Meeting info: MTWF 9:30-11:20 a.m.
COURSE DESCRIPTION: This is the second of a two-semester sequence of courses that introduces students to the Spanish language and the cultures of the Spanish-speaking world through a variety of participatory activities structured around reading, listening, writing, and speaking. SPAN 10200 builds on the vocabulary and grammar taught in SPAN 10100 and promotes the active use of Spanish in everyday situations. As an online course, students will attend four synchronous sessions per week, MTWF from 9:30-11:20 a.m., for the purpose of practicing the language in an online group setting. Homework and exams will be completed via the textbook website, which provides exercises for practicing the language and for learning vocabulary and grammar. Students enrolled in the course should plan to spend 1-2 hours per day studying for the course in addition to the time spent in the online classroom. Synchronous attendance is required. Testing, however, will be asynchronous. This course is not recommended for students who are unable to attend the scheduled online sessions. The book that will be used in the course is Aventuras (Vista Higher Learning, 5th Edition, 2018), which can be purchased through the Wilson Bookstore (e-Book and online access key required).

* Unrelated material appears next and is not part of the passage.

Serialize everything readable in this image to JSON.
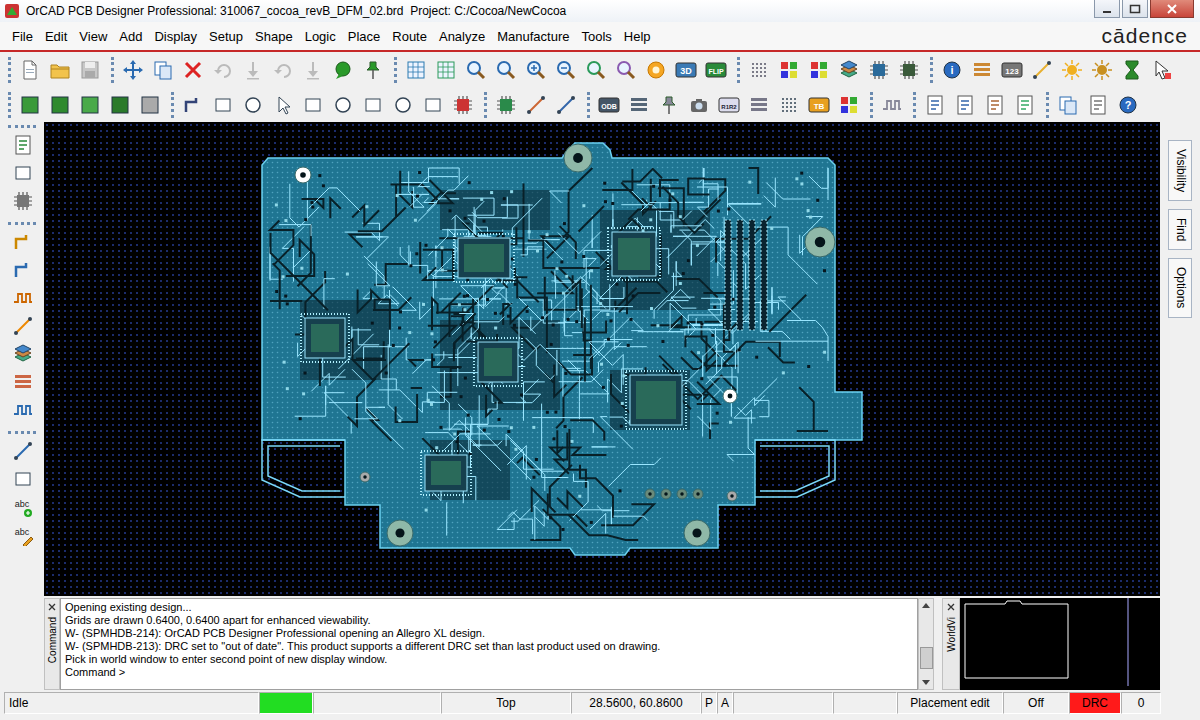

Instructor: A. Atay
Meeting info: TR 1:00-2:50 p.m. plus asynchronous small group discussions.
COURSE DESCRIPTION: This class provides an introduction to the basic tools of film analysis and introduces students to film aesthetics through the analysis of film form and style. The course aims to provide students with a fluency in and understanding of film’s unique language as it evolves technologically, historically and generically. We will examine how elements like mise-en-scène, cinematography, editing and sound work together to create meaning in a range of films. We will also examine how these elements are put together in different types of films – narratives, documentaries and experimental cinema – and how films function in society to circulate ideas and ideologies.
Instructor: B. van Dorn

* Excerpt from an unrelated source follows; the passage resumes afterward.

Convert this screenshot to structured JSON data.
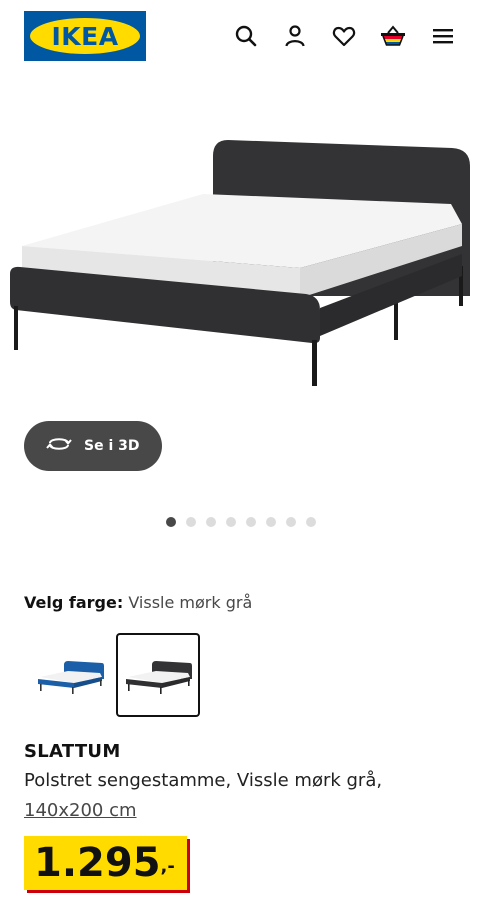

Meeting info: MW 1:00-2:50 p.m. plus asynchronous small group sessions.
COURSE DESCRIPTION: Elections and political parties are central to representative democracy. But how well do they work? Our primary goal in this class is to systematically examine elections and election campaigns in the United States, with a particular focus on the role of parties and partisans in these events. We will seek answers to interesting questions such as: How do the rules of the game shape elections? Who votes, how, and does that matter? How do voters decide who to vote for? How do campaigns strategically craft their messages? Do campaigns matter and, if so, how and when? This class will be a collaborative learning experience. We will work together to use current elections as a laboratory to test and apply theories and findings from political science.
Instructor: E. Schiltz
Meeting info: T 1:00-3:00 p.m. plus about five hours of asynchronous content per week.
COURSE DESCRIPTION: The story of ancient Greek philosophy is the story of a remarkable transition in thought – from thinking of the world in terms of the intentions of the Olympian gods to the systematic study of questions in philosophy, natural science, physical science, history, psychology, political science, literature, and rhetoric. (Just to name a few!) This course examines the major philosophical texts of ancient Greece and the Pre-Socratic writings out of which they grew. The writings of these philosophers have implications for contemporary politics, education, morality and knowledge. Asynchronous engagement with the course content is a significant part of the student’s responsibilities for this course.